HOW TO COMPLETE THIS TASK
In the records below, find every line that contains "name" and list it.

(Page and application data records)
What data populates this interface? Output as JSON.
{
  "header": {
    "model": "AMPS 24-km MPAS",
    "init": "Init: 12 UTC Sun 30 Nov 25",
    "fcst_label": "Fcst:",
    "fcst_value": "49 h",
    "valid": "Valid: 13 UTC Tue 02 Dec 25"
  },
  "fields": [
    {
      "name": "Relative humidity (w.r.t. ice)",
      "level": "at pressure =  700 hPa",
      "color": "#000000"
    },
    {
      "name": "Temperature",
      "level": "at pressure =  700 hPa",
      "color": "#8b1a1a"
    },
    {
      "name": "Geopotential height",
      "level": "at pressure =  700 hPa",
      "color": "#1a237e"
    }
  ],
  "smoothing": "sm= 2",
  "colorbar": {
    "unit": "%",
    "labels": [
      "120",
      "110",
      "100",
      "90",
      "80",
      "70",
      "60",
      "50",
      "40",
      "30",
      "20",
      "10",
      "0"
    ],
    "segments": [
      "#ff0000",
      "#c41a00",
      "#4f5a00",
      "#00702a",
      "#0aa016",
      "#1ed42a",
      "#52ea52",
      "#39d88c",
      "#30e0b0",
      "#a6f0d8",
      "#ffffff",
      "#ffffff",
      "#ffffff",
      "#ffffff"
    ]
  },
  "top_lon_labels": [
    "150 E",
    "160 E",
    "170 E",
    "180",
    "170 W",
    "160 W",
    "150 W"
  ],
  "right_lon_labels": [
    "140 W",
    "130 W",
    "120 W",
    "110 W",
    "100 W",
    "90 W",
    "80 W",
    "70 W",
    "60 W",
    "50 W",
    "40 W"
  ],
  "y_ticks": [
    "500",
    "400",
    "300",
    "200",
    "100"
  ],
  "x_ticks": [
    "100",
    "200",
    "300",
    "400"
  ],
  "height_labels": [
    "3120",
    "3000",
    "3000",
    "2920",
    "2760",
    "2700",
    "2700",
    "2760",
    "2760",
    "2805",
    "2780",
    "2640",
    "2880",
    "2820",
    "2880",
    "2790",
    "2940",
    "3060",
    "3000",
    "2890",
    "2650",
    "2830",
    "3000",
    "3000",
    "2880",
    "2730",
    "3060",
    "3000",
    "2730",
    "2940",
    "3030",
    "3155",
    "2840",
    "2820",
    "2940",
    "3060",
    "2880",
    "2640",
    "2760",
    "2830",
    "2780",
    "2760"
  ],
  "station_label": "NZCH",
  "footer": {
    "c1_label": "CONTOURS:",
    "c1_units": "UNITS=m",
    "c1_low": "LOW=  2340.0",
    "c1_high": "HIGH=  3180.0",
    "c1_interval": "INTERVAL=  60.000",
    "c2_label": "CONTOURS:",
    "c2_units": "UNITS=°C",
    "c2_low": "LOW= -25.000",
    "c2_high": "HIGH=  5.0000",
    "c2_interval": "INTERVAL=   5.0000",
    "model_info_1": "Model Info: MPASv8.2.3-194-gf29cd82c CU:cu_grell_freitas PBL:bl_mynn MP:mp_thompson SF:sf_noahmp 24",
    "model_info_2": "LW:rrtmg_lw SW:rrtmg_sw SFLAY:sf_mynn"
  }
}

EXERCISE ANSWER
      "name": "Relative humidity (w.r.t. ice)",
      "name": "Temperature",
      "name": "Geopotential height",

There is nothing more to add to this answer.